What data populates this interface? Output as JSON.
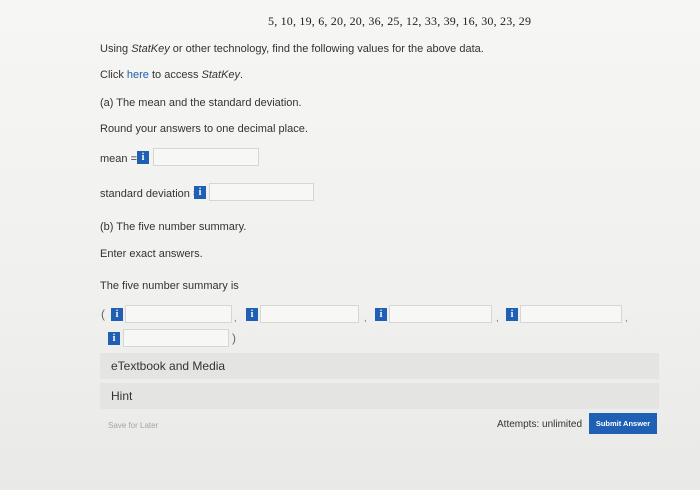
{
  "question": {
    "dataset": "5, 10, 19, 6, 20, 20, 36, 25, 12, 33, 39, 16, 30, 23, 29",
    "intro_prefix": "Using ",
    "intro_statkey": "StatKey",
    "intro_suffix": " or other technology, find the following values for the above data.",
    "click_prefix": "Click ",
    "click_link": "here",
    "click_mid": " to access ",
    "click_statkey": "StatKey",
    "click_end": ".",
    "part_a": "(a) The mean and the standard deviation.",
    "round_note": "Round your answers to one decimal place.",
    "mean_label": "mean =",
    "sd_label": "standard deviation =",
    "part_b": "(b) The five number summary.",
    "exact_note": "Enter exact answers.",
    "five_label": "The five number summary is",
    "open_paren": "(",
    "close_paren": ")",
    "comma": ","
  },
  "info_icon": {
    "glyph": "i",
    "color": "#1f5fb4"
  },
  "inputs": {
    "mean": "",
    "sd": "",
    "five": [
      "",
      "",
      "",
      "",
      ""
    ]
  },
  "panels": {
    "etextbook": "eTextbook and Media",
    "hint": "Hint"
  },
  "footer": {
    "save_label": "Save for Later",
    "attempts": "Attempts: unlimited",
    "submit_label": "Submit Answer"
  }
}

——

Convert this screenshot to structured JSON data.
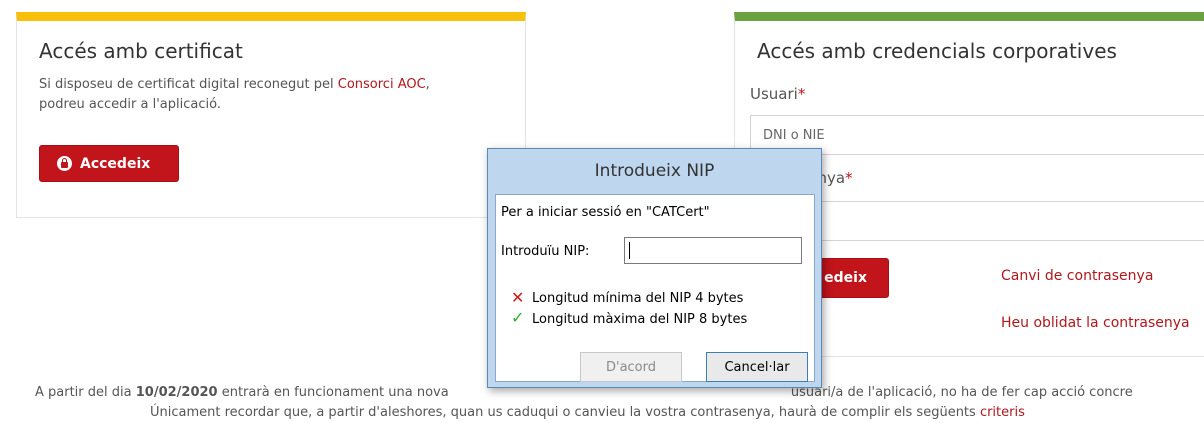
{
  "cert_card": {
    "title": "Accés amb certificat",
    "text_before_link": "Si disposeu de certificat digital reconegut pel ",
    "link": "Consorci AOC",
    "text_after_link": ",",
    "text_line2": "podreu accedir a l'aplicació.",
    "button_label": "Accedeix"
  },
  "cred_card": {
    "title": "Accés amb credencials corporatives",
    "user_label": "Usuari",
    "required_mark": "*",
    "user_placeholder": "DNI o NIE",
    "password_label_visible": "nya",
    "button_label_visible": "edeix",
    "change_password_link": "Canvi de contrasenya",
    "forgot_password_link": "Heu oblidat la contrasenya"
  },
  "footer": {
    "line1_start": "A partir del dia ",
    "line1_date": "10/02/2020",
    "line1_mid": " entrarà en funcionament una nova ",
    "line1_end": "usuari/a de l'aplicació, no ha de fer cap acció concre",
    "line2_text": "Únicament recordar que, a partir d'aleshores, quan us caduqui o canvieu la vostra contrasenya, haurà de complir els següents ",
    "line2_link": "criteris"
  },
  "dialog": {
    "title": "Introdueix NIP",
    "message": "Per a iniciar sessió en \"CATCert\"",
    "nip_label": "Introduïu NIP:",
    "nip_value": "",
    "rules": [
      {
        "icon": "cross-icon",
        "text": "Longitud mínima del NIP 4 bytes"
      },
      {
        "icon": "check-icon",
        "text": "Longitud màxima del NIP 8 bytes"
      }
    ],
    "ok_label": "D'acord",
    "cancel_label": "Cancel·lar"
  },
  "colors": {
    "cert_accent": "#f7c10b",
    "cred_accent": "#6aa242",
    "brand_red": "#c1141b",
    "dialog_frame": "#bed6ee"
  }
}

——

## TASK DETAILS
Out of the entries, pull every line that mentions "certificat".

## EXERCISE ANSWER
    "title": "Accés amb certificat",
    "text_before_link": "Si disposeu de certificat digital reconegut pel ",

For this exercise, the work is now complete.